About Michael McKenna, MD

Born and raised in Southern California, I moved to Boston in 1984 for residency training in otolaryngology. I returned to California in 1988 for fellowship training in neurotology and skull base surgery at the House Ear Clinic (Otologic Medical Group). In 1989 I received an academic appointment in the Department of Otology and Laryngology at Harvard Medical School, and joined the full-time staff at the Massachusetts Eye and Ear Infirmary. During the last twenty years, my clinical practice has been strictly limited to otology, neurotology and skull base surgery. A high percentage of the practice is tertiary referral from the eastern United States including over two hundred patients a year with acoustic neuromas and other skull base tumors. This experience has resulted in numerous clinical publications and invited presentations. Expertise in these areas has been recognized both nationally and internationally.

Departments, Centers, & Programs:

Clinical Interests:

Treats:

Locations

Massachusetts Eye and Ear Infirmary
243 Charles Street
Boston, MA 02114 - 3002
617-573-3672
Fax: 617-573-3914

Pappas Center for Neuro Oncology
55 Fruit Street
Boston, MA 02114
617-724-8770

Medical Education

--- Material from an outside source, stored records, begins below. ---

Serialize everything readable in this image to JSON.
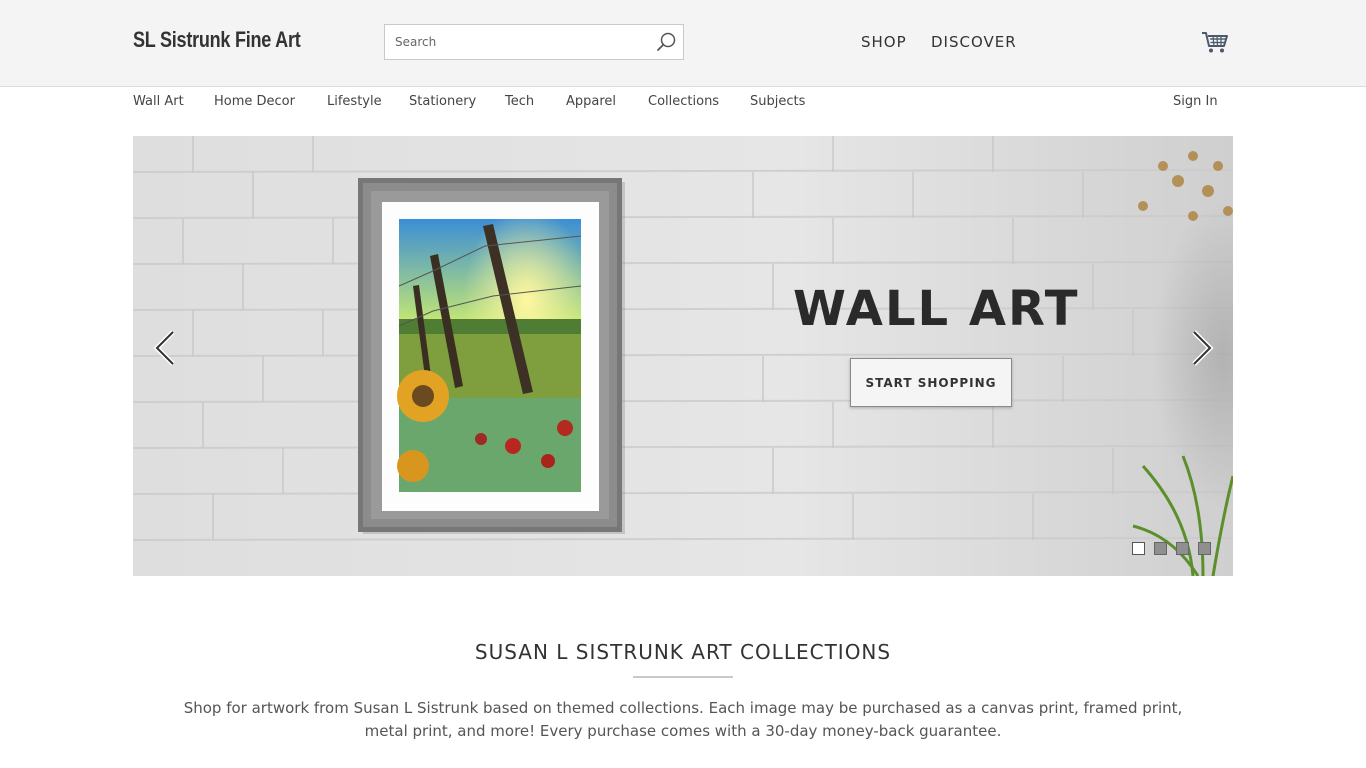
{
  "header": {
    "logo": "SL Sistrunk Fine Art",
    "search_placeholder": "Search",
    "nav": [
      "SHOP",
      "DISCOVER"
    ],
    "cart_icon": "cart-icon"
  },
  "subnav": {
    "items": [
      "Wall Art",
      "Home Decor",
      "Lifestyle",
      "Stationery",
      "Tech",
      "Apparel",
      "Collections",
      "Subjects"
    ],
    "sign_in": "Sign In"
  },
  "hero": {
    "title": "WALL ART",
    "button": "START SHOPPING",
    "prev_icon": "chevron-left-icon",
    "next_icon": "chevron-right-icon",
    "slides_count": 4,
    "active_slide": 1
  },
  "collections": {
    "title": "SUSAN L SISTRUNK ART COLLECTIONS",
    "description": "Shop for artwork from Susan L Sistrunk based on themed collections. Each image may be purchased as a canvas print, framed print, metal print, and more! Every purchase comes with a 30-day money-back guarantee."
  },
  "colors": {
    "header_bg": "#f4f4f4",
    "wall": "#e2e2e2",
    "text": "#333333"
  }
}
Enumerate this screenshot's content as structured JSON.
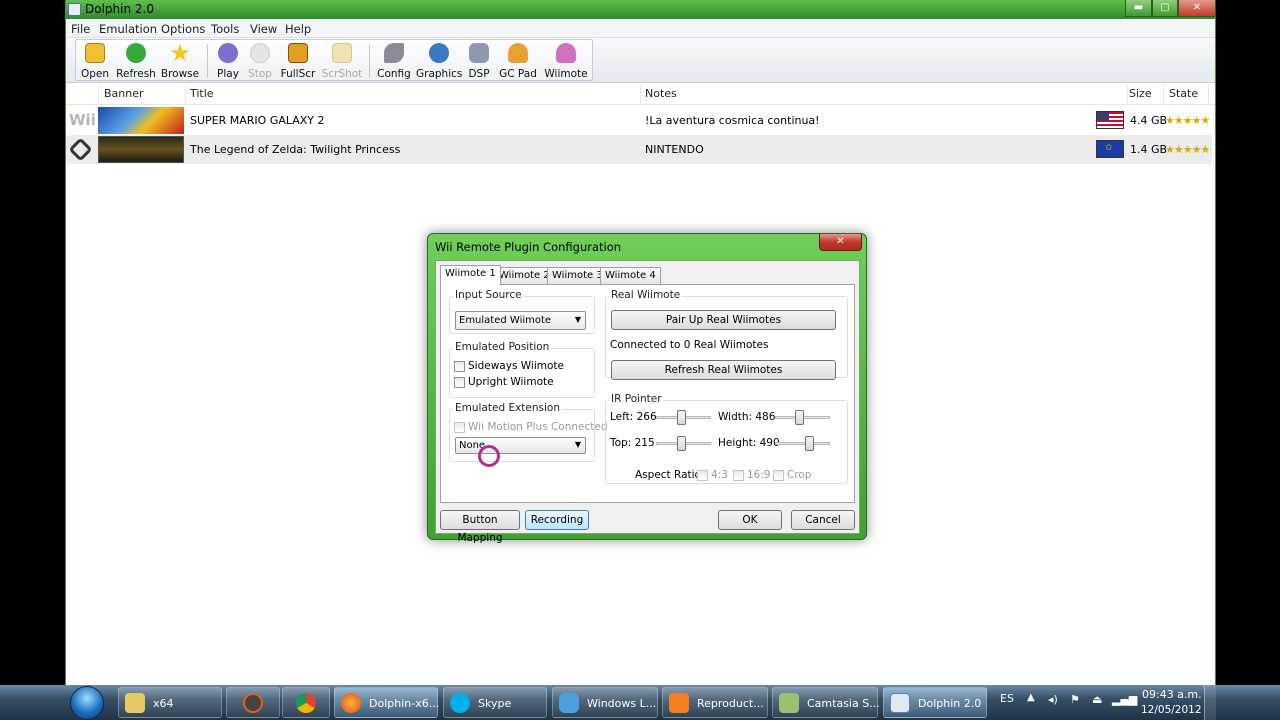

  • MD, University of Southern California School of Medicine
  • Residency, Massachusetts Eye & Ear

American Board Certifications

  • Otolaryngology, American Board of Otolaryngology
  • Otology & Neurotology, American Board of Otolaryngology

Accepted Insurance Plans

Note: This provider may accept more insurance plans than shown; please call the practice to find out if your plan is accepted.


Research

The focus of my research has been on understanding the pathophysiology and pathogenesis of otosclerosis, a bone disease of the human otic capsule that is amongst the most common causes of hearing loss in the general population. I began this line of investigation as a medical student and have maintained a focus in this area for over twenty five years. Our contributions in elucidating the possible role of measles virus, genetic and molecular mechanisms in the development of otosclerosis can be considered to be amongst the most significant contributions in the area of otosclerosis research in the last fifty years. We have received peer-review funding from the NIH over the last fifteen years, and were recently successful with a competitive renewal application. We are realistically hopeful that the by-product of this research will in the near future in lead to better forms of treatment and prevention.

Publications